• Records provided:
# # # # #
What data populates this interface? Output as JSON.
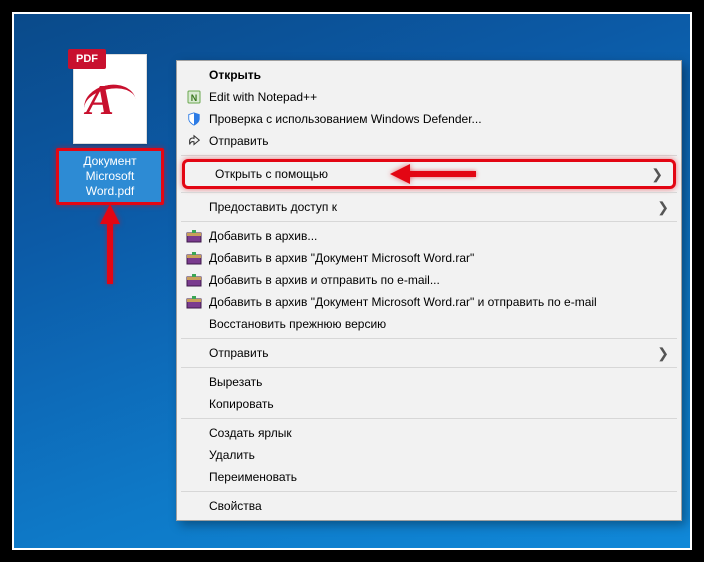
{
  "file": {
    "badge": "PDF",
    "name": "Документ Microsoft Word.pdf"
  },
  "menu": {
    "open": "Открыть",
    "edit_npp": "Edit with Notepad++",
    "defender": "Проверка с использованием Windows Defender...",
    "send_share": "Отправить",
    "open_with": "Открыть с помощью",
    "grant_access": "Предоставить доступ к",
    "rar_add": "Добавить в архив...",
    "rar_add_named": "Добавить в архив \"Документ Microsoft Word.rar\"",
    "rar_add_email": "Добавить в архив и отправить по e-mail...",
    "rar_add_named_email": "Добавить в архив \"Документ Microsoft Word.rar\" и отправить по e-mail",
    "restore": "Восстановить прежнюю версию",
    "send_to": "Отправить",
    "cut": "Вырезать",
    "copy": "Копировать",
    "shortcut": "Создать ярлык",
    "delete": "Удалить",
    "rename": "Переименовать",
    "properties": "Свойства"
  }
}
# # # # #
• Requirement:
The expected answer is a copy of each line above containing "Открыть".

• Task answer:
    "open": "Открыть",
    "open_with": "Открыть с помощью",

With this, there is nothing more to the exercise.